The crypto crash's violence shocked Circle's CEO

Jeremy Allaire remains upbeat about stablecoins despite the UST wipeout, he told Protocol in an interview.

Allaire said what really caught him by surprise was “how fast the death spiral happened and how violent of a value destruction it was.”

Photo: Heidi Gutman/CNBC/NBCU Photo Bank/NBCUniversal via Getty Images

Circle CEO Jeremy Allaire said he saw the UST meltdown coming about six months ago, long before the stablecoin crash rocked the crypto world.

“This was a house of cards,” he told Protocol. “It was very clear that it was unsustainable and that there would be a very high risk of a death spiral.”

Keep Reading Show less
Benjamin Pimentel

Benjamin Pimentel ( @benpimentel) covers crypto and fintech from San Francisco. He has reported on many of the biggest tech stories over the past 20 years for the San Francisco Chronicle, Dow Jones MarketWatch and Business Insider, from the dot-com crash, the rise of cloud computing, social networking and AI to the impact of the Great Recession and the COVID crisis on Silicon Valley and beyond. He can be reached at bpimentel@protocol.com or via Google Voice at (925) 307-9342.

A DTC baby formula startup is caught in the center of a supply chain crisis

After weeks of “unprecedented growth,” Bobbie co-founder Laura Modi made a hard decision: to not accept any more new customers.

Parents unable to track down formula in stores have been turning to Facebook groups, homemade formula recipes and Bobbie, a 4-year-old subscription baby formula company.

Photo: JIM WATSON/AFP via Getty Images

The ongoing baby formula shortage has taken a toll on parents throughout the U.S. Laura Modi, co-founder of formula startup Bobbie, said she’s been “wearing the hat of a mom way more than that of a CEO” in recent weeks.

“It's scary to be a parent right now, with the uncertainty of knowing you can’t find your formula,” Modi told Protocol.

Keep Reading Show less
Nat Rubio-Licht

Nat Rubio-Licht is a Los Angeles-based news writer at Protocol.
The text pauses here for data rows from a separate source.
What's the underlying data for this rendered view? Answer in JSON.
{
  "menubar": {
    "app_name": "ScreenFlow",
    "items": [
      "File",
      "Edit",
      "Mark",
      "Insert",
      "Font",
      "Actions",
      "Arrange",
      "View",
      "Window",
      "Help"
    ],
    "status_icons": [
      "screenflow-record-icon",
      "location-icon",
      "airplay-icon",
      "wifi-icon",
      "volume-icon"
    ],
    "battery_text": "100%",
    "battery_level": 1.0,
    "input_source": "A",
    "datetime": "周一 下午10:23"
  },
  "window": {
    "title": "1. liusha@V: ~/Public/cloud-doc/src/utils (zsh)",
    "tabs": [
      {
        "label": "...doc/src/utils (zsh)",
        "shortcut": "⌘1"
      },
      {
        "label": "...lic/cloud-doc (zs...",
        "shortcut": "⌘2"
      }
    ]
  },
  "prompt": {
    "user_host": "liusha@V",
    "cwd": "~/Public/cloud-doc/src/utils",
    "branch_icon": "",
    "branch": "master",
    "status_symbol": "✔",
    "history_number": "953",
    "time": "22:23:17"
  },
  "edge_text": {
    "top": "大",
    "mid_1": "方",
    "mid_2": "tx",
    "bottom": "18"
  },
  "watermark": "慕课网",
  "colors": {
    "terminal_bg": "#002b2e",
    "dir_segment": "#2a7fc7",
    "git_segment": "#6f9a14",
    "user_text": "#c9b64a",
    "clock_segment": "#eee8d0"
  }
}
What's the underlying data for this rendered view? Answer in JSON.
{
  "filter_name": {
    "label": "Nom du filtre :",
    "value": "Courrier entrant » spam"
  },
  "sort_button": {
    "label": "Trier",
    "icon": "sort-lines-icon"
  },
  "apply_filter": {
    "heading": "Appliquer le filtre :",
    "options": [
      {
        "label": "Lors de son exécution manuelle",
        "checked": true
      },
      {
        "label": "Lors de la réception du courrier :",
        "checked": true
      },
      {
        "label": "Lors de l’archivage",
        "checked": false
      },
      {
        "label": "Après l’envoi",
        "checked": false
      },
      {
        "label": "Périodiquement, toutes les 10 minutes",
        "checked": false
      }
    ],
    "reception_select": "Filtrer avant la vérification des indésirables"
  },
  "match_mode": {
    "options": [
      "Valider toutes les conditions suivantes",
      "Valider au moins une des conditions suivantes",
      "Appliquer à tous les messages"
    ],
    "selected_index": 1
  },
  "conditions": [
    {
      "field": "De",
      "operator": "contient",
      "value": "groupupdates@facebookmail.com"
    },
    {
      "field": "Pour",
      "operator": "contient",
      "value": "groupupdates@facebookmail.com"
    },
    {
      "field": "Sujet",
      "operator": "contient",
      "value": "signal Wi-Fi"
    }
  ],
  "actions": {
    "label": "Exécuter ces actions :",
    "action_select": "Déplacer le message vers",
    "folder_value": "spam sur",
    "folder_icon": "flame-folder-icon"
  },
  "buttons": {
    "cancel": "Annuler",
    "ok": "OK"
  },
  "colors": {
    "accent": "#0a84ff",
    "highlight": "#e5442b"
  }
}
They graduated from Syracuse University with a degree in newspaper and online journalism in May 2020. Prior to joining the team, they worked at the Los Angeles Business Journal as a technology and aerospace reporter.

Latest Stories